What is needed | Nothing in the records may be dropped. Retype them all exactly.
++++ Records for the exercise
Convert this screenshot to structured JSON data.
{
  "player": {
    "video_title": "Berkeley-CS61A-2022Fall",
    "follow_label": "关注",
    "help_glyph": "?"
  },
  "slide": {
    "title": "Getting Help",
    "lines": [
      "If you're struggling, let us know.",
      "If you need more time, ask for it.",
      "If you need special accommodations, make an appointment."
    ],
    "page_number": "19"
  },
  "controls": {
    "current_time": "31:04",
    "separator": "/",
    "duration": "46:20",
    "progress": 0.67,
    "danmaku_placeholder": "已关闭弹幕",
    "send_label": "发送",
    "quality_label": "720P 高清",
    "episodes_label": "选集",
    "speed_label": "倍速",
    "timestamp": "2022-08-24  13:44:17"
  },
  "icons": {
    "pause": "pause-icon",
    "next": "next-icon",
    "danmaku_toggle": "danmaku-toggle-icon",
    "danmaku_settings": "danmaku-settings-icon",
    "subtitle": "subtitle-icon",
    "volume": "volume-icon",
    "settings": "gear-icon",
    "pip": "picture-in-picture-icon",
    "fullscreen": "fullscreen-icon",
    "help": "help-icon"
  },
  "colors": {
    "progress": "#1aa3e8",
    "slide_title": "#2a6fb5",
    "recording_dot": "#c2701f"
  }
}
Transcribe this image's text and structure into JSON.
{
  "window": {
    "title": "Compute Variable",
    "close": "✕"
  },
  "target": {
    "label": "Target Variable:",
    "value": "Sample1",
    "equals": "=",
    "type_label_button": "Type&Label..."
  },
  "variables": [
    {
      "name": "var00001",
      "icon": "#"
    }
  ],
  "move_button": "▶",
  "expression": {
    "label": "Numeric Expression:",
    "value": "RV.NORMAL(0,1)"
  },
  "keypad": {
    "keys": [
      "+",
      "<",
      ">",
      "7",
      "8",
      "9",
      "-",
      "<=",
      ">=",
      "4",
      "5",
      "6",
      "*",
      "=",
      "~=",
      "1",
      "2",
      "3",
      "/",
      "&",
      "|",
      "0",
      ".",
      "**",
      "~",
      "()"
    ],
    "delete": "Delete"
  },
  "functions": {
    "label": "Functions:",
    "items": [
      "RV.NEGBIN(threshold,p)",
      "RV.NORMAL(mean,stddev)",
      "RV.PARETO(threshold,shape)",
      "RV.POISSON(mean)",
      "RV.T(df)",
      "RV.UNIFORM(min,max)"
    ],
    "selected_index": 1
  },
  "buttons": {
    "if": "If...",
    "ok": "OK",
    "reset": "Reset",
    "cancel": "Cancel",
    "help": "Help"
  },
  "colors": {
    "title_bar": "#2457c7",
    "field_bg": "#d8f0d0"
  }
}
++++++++
Answer to this task |
Convert this screenshot to structured JSON data.
{
  "player": {
    "video_title": "Berkeley-CS61A-2022Fall",
    "follow_label": "关注",
    "help_glyph": "?"
  },
  "slide": {
    "title": "Getting Help",
    "lines": [
      "If you're struggling, let us know.",
      "If you need more time, ask for it.",
      "If you need special accommodations, make an appointment."
    ],
    "page_number": "19"
  },
  "controls": {
    "current_time": "31:04",
    "separator": "/",
    "duration": "46:20",
    "progress": 0.67,
    "danmaku_placeholder": "已关闭弹幕",
    "send_label": "发送",
    "quality_label": "720P 高清",
    "episodes_label": "选集",
    "speed_label": "倍速",
    "timestamp": "2022-08-24  13:44:17"
  },
  "icons": {
    "pause": "pause-icon",
    "next": "next-icon",
    "danmaku_toggle": "danmaku-toggle-icon",
    "danmaku_settings": "danmaku-settings-icon",
    "subtitle": "subtitle-icon",
    "volume": "volume-icon",
    "settings": "gear-icon",
    "pip": "picture-in-picture-icon",
    "fullscreen": "fullscreen-icon",
    "help": "help-icon"
  },
  "colors": {
    "progress": "#1aa3e8",
    "slide_title": "#2a6fb5",
    "recording_dot": "#c2701f"
  }
}
Transcribe this image's text and structure into JSON.
{
  "window": {
    "title": "Compute Variable",
    "close": "✕"
  },
  "target": {
    "label": "Target Variable:",
    "value": "Sample1",
    "equals": "=",
    "type_label_button": "Type&Label..."
  },
  "variables": [
    {
      "name": "var00001",
      "icon": "#"
    }
  ],
  "move_button": "▶",
  "expression": {
    "label": "Numeric Expression:",
    "value": "RV.NORMAL(0,1)"
  },
  "keypad": {
    "keys": [
      "+",
      "<",
      ">",
      "7",
      "8",
      "9",
      "-",
      "<=",
      ">=",
      "4",
      "5",
      "6",
      "*",
      "=",
      "~=",
      "1",
      "2",
      "3",
      "/",
      "&",
      "|",
      "0",
      ".",
      "**",
      "~",
      "()"
    ],
    "delete": "Delete"
  },
  "functions": {
    "label": "Functions:",
    "items": [
      "RV.NEGBIN(threshold,p)",
      "RV.NORMAL(mean,stddev)",
      "RV.PARETO(threshold,shape)",
      "RV.POISSON(mean)",
      "RV.T(df)",
      "RV.UNIFORM(min,max)"
    ],
    "selected_index": 1
  },
  "buttons": {
    "if": "If...",
    "ok": "OK",
    "reset": "Reset",
    "cancel": "Cancel",
    "help": "Help"
  },
  "colors": {
    "title_bar": "#2457c7",
    "field_bg": "#d8f0d0"
  }
}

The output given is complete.